Wrong.
So I'm using a tip from Susan May Warren. Before I create a scene, I take time to write out what my character would experience in the scene through her five senses. What would she see, touch, smell, hear, taste? This helps me jump-start the setting and then I can develop it as I write the scene.

Cindy R. Wilson said...

Oh, Beth! I did the journalism thing in school, too, and I definitely skimp on the details in setting...and everything else :) That tips is an excellent one! What a great way to incorporate senses and details into a scene that we never would have thought of before. Thanks for sharing your tip!

Sarah Forgrave said...

Excellent tips, Cindy! I'm still working on establishing setting better. I've always been afraid of overdoing it, but then I tend to go the opposite extreme and not give enough details. Some of the tips in these comments are great too!

Cindy R. Wilson said...

I agree, Sarah, some of the tips in the comments are great. I love learning other writers secrets, some of them are so simple and soooo helpful!

Have a great weekend!

Jeanne T said...

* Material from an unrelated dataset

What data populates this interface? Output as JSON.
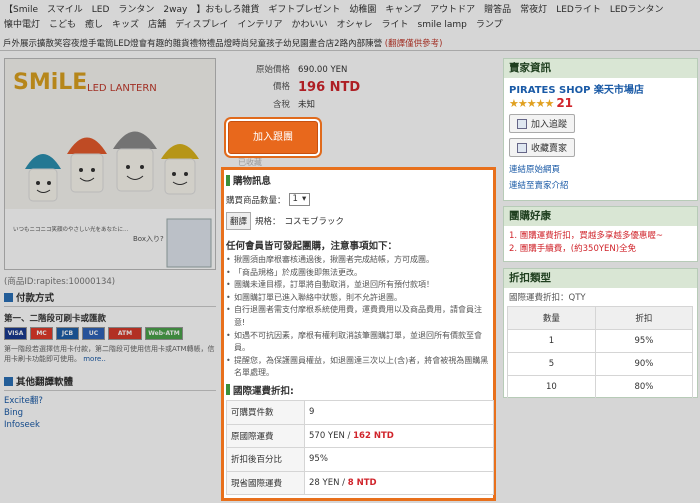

I'm finally getting a chance to sit down and read. I've enjoyed the posts I've "caught" this week. :) As for setting, I haven't been writing for long, but at the beginning of a scene, I close my eyes and try to see what the character would see from where he/she is standing at the beginning of the scene. I try to incorporate all five senses. Again, I haven't been writing for very long, but this has helped me to see the setting my characters are in. :) I appreciate all you aspiring authors share on your blog, and I love reading everyone's comments too. :) I'm learning so much.